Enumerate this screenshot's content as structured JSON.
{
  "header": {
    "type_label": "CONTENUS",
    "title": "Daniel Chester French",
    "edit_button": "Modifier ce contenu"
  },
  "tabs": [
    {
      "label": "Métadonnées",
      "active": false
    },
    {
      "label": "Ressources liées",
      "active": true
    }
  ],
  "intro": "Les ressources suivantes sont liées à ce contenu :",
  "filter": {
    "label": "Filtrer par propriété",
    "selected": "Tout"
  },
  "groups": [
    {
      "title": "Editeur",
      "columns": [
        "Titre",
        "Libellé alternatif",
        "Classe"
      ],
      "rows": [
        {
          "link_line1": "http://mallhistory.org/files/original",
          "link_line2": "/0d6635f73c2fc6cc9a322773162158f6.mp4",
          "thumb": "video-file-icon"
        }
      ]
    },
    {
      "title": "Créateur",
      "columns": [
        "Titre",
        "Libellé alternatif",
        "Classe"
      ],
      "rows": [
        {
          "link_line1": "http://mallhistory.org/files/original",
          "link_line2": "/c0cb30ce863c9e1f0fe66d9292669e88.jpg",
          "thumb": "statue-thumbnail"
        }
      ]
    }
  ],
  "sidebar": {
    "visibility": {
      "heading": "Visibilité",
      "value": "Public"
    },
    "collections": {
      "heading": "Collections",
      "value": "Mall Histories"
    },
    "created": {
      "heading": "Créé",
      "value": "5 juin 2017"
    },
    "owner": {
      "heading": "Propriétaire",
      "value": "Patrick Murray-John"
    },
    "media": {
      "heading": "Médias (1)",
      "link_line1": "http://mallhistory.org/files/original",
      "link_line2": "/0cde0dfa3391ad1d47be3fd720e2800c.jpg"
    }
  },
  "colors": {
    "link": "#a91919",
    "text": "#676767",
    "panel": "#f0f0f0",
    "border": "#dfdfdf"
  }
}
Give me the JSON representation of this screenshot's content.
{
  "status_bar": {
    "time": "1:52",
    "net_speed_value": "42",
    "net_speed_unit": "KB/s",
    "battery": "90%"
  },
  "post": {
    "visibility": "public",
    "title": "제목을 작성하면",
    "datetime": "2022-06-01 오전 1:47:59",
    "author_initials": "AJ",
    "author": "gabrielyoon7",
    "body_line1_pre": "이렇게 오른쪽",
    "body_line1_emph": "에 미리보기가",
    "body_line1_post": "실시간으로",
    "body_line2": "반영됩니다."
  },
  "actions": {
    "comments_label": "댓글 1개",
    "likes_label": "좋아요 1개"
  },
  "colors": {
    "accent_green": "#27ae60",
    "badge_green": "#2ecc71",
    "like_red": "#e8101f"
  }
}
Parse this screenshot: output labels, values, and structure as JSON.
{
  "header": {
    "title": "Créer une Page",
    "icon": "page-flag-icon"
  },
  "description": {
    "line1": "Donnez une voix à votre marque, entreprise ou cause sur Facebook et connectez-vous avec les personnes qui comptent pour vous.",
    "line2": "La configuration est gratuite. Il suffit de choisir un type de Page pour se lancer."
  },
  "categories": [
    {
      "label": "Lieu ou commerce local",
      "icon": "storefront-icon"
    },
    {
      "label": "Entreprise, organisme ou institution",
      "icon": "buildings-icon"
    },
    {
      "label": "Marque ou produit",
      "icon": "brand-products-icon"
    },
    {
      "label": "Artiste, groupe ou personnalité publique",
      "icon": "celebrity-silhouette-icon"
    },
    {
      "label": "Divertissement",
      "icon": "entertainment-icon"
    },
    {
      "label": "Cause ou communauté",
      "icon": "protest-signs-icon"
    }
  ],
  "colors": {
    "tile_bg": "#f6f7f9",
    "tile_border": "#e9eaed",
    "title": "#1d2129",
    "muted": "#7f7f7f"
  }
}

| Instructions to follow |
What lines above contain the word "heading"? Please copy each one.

| Answer space |
      "heading": "Visibilité",
      "heading": "Collections",
      "heading": "Créé",
      "heading": "Propriétaire",
      "heading": "Médias (1)",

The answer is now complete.